**Your goal:** Every line in the entries where "Update" is found should be copied.

Records provided: Begin

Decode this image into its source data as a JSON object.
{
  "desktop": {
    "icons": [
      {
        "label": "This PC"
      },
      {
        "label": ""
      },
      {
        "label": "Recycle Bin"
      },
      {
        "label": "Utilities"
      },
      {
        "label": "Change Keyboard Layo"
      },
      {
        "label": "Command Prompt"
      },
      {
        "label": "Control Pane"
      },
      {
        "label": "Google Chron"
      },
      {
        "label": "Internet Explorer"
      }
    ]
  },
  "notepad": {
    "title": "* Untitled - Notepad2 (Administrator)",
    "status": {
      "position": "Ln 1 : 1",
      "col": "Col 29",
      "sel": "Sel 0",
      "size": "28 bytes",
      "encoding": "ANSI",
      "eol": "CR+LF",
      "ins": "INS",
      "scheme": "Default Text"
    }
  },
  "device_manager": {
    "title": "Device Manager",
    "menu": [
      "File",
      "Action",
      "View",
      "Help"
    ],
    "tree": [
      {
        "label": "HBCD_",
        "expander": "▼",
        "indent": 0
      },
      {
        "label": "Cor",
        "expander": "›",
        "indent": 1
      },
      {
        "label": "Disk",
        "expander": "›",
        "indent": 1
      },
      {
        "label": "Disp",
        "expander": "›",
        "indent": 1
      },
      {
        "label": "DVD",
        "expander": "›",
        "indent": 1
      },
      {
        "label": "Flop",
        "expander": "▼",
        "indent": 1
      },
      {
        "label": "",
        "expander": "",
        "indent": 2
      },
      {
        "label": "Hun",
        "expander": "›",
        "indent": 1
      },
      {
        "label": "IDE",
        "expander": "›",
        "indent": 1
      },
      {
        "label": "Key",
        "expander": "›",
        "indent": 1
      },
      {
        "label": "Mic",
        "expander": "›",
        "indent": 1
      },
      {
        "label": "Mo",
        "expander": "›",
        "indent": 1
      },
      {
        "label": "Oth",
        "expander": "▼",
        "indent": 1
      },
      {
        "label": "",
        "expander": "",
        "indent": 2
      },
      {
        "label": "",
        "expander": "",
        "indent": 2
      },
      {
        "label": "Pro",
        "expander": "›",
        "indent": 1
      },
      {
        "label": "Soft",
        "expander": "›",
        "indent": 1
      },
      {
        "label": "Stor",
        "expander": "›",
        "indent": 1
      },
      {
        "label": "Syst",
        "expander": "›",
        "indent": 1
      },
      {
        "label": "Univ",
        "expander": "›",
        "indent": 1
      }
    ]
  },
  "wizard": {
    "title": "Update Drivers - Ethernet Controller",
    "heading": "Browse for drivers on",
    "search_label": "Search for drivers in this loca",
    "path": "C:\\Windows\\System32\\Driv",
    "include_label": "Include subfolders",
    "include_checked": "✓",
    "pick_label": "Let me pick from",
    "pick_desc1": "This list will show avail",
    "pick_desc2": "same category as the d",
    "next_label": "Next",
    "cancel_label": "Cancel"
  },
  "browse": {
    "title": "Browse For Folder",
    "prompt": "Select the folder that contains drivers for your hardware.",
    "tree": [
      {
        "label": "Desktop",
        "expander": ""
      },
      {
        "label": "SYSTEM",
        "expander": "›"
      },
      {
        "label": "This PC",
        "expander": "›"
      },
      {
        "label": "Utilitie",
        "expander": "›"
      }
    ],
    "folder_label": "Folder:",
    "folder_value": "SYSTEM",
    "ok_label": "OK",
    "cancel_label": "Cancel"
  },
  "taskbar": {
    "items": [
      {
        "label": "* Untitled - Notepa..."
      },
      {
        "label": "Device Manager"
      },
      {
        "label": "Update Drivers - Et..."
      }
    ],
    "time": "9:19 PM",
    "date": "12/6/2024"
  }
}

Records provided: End

**Solution:**
    "title": "Update Drivers - Ethernet Controller",
        "label": "Update Drivers - Et..."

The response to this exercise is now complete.